Snapshots of the Practice in Action

Edward Little High School: On November 1, 2005 the Civil Rights Team in Auburn Maine held a Diversity Day.  The entire school participated in this special event.  Over sixty speakers visited the school to lead discussion on issues of diversity.  A Canadian dance troupe preformed a dance skit highlighting issues such as drug and alcohol abuse, diversity, sexual orientation, domestic violence, and gender equality. Teachers taught a lesson plan to all students focusing on diversity, tolerance and acceptance.  At the end of the event, the Civil Rights Team created a video about tolerance and the many facets of diversity to shown at the closing ceremony to the entire student body. The day ran very smoothly and students involved were extremely proud of their work.

Albert S. Hall School (elementary):  Our Civil Rights Team worked on several projects this year.  We continued to have our Character Store.  It was held five times during the school year and students could turn in cards they had received for making appropriate decisions when others were being  bullied or for having positive attitudes and helping students who were  excluded by others.  We assisted Colby College students in administering surveys to assess school climate.  The team also put on a school-wide skit based on the book, Say Something, to demonstrate the harmful effects of bullying and the difference that bystanders can make.

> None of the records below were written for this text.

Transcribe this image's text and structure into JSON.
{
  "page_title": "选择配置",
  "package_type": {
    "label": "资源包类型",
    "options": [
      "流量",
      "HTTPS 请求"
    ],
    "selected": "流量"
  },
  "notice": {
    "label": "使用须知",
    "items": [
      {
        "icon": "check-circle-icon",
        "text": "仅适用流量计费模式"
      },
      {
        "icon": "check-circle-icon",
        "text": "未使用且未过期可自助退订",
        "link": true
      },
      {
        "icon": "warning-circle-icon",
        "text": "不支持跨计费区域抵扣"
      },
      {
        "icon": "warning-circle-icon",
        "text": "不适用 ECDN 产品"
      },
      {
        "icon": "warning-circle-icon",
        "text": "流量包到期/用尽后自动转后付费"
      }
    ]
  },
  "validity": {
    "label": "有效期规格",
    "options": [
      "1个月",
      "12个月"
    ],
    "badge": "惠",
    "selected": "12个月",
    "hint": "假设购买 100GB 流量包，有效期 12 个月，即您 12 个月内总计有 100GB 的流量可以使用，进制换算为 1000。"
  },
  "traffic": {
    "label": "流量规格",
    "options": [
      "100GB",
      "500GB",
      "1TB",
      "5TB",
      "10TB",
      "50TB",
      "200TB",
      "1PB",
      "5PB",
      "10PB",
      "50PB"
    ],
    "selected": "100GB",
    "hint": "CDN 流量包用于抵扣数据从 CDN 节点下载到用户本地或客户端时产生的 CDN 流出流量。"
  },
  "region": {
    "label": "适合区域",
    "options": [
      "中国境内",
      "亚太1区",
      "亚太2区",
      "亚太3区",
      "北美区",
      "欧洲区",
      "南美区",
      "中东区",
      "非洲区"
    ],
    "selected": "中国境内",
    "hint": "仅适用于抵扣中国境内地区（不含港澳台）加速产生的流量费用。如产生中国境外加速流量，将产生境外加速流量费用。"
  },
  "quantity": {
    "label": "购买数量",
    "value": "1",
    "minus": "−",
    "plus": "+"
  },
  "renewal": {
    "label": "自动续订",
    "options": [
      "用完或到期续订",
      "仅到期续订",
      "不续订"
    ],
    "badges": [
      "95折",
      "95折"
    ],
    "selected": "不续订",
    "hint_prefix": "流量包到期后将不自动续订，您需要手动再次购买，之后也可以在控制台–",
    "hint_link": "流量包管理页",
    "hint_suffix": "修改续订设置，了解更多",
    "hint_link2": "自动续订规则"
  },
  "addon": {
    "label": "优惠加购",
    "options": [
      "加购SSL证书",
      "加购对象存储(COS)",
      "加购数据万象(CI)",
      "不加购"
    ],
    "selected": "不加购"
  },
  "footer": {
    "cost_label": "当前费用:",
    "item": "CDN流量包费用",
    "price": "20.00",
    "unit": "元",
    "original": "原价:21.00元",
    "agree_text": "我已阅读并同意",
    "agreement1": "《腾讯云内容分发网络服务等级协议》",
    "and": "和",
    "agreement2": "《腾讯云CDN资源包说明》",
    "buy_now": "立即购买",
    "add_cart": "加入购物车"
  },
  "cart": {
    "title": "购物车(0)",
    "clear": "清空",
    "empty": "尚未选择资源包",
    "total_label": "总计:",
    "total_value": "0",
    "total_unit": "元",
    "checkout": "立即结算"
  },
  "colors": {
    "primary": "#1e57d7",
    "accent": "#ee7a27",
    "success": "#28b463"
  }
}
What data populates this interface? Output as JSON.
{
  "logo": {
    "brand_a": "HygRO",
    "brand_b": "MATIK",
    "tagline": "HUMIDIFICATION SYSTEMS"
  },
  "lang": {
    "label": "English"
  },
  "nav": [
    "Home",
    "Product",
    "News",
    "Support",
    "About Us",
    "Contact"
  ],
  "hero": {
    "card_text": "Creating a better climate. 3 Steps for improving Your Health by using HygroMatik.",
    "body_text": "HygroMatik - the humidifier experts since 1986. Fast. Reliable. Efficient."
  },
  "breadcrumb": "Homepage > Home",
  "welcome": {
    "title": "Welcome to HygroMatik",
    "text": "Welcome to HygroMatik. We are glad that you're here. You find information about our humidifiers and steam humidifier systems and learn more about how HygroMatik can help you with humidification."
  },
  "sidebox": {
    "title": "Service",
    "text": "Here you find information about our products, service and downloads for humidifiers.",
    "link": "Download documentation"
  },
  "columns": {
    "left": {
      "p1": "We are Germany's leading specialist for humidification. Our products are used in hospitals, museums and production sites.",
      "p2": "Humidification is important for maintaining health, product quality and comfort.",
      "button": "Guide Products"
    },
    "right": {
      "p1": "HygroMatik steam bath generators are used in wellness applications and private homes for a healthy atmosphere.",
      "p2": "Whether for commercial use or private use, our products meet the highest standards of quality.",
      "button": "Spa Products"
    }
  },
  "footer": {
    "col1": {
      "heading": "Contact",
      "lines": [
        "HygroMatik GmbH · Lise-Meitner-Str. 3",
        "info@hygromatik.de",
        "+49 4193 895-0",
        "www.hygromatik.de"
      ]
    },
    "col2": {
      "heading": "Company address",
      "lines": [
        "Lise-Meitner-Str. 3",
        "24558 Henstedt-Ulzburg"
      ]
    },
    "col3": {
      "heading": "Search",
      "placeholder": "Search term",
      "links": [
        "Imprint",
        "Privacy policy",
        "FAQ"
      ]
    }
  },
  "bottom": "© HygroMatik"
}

Livermore Falls Middle School: The Civil Rights Team held a student led Civil Rights Activity Day. Forty one students participated in facilitating different activities pertaining to the Maine Civil Rights Act.  The Assistant Attorney General for Civil Rights Education and Enforcement, Thomas Harnett, also presented a workshop and addressed the entire student body.  The team also held a School Spirit Week with a School Safety Summit. We had police officers providing information on school safety and substance abuse. The Sexual Assault Center also participated in this activity.

Searsport District High School:  The Civil Rights Team created an activity where we chose civil rights quotes, talked about what they meant to us and then hung them all around the school.   We went to “Challenge Day” as a team, and will be bringing it to our school next year for Freshmen & Sophomores.  The Challenge Day increased our skills as a team and made us more effective in our school.  We report "courageous acts" that we see others doing in our school to increase school safety and acceptance of all students.  We had a group of CRT members go to the legislative hearing on LD1196, “An Act to Prohibit Discrimination Based on Sexual Orientation”.  Some of our team members testified.  We also created and conducted a mock election, the results of which were sent to the Legislature to let the members know what percentage of our student body supported LD 1196.  The team also began work on a video to demonstrate to other students the hurt that is caused by discrimination.

Contact Information

Thomas Harnett
Assistant Attorney General for Civil Rights
Education and Enforcement
or Debi Gray
Project Administrator, Office of the Attorney General
6 State House Station
Augusta, ME 04333
207-626-8800
 

Campaign for the Civic Mission of Schools: Education for Democracy